So you put your shoes back on and head to the elevators. And when you get downstairs, you immediately regret your decision. Turns out, you don't know anyone, really. You make your way through the crowd, say hi to a few people, maybe try to join a little circle of people and chat, but then you find yourself by the wall, in a situation that COULD be great, if Peoplewatching was socially acceptable at parties. But it isn't. You can't just sit in a corner and look at people interacting. People find this extremely offensive! Some may even feel sorry for you and will try to rescue you. But mostly you will annoy people with your unwillingness to participate in meaningless talk.

Make sure you go with someone who is also an observer. Do NOT attend these parties with your friend The Social Butterfly Who Knows Everyone - you will be left behind and feel lonely and weird. Go with a small group of people who have decided to attend together - that way, you won't feel left out - you can talk to each other.

Most importantly, learn to be comfortable not going, or only going very briefly. I usually come down and just circle the room once - if I run into someone I know and there is good conversation - great! If not, I circle back all the way to the exit and leave! I still worry that I might miss something and that everyone will forget about me, but I am more concerned with my own comfort level at this point.

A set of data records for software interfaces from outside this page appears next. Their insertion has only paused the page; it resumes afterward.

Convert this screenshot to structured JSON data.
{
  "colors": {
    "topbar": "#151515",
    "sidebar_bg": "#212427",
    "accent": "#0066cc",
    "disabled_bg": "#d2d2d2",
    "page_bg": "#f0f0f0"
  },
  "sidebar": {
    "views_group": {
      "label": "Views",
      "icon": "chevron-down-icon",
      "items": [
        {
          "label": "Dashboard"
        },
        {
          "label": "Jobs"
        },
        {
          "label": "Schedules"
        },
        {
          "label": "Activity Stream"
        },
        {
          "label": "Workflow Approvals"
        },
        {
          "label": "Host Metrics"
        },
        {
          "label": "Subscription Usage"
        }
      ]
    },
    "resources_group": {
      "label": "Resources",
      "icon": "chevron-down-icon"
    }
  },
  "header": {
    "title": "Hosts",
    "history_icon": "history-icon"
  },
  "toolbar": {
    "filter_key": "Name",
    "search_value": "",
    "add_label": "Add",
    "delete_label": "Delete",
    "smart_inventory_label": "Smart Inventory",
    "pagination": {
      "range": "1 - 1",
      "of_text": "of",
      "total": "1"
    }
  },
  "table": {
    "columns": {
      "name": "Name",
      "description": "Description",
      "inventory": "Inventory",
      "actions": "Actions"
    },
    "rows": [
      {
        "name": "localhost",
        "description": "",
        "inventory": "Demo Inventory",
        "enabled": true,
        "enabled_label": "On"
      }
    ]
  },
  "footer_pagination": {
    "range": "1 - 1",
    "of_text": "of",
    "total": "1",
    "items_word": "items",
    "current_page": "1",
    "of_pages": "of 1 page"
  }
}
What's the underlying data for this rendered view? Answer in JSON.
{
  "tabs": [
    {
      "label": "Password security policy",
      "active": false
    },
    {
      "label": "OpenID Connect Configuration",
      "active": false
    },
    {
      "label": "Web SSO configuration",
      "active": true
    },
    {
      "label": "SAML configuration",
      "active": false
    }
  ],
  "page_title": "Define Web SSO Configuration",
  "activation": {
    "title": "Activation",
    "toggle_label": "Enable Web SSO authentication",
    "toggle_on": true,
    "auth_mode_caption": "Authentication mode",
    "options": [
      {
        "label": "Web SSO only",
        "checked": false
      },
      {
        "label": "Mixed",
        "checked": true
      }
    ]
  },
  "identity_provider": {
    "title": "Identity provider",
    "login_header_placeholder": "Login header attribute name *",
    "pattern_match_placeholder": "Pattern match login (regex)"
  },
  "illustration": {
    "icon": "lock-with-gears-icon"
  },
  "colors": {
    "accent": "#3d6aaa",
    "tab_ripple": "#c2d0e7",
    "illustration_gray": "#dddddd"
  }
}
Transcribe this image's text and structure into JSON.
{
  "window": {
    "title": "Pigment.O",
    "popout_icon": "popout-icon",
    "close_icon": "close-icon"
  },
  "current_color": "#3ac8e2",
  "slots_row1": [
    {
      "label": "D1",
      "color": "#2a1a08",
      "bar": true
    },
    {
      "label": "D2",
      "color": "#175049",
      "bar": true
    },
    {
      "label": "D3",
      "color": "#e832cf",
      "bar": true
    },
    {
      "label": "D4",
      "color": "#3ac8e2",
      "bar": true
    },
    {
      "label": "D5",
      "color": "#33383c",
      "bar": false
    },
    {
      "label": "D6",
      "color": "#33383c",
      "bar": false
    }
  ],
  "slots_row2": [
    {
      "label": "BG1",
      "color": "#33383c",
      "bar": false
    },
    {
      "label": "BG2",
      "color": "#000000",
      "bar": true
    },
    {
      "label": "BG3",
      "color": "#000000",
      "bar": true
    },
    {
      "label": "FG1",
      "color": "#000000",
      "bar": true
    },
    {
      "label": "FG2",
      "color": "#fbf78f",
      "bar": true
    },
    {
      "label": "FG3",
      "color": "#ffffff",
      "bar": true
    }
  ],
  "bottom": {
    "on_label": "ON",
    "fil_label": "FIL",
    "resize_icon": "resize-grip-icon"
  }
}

3) Have your own space to retreat to. If you can afford a single hotel room, that's really the best. A space that is just yours, where you can go and have much needed quiet time. Again, people may not understand why you don't want to have a roommate, but for many of us, this is really important. I always try to get my own room - it is necessary for my sanity. However, sometimes circumstance prevents us from having our own private space, and you have to share. It's doesn't have to be the end of the world. Find the person who is like you. Who likes it quiet. Who doesn't want the party to be in your room. Who maybe likes to go to bed early. Make sure your roommate is the independent type - someone who can manage themselves, who doesn't need to be woken up in the morning, someone who doesn't need to do everything together. It may seem like these things go without saying for grown-ups, but you'd be surprised at how many grown-ass women I have met over the years who are incapable of just waking the hell up in the morning without assistance. I can't do that. I can't be responsible for getting someone else going in the morning, and these days, if I am in a room-sharing situation, I make sure I tell them that, and that we agree that we're each just going to do our own thing. Most people are willing to respect your space if you just say that that is what you need, and it may turn out that they are the same, and then you'll likely have a wonderful co-existence in the room!

The most important thing is to accept yourself the way you are and realise that you do not owe anyone your company or conversation. It's great when other people accept you too, but that doesn't always happen, and you have to learn to be OK with that. This can take some time! You don't want to feel left out, and you certainly don't want people to think you're rude! Just remember that other people's perception of you does NOT define who you are - you do! And you are the quiet type. You are the type who likes to be by yourself, or being the observer in a group of people. Own it and enjoy it. One day, we will take over the world! Quietly, from our own rooms.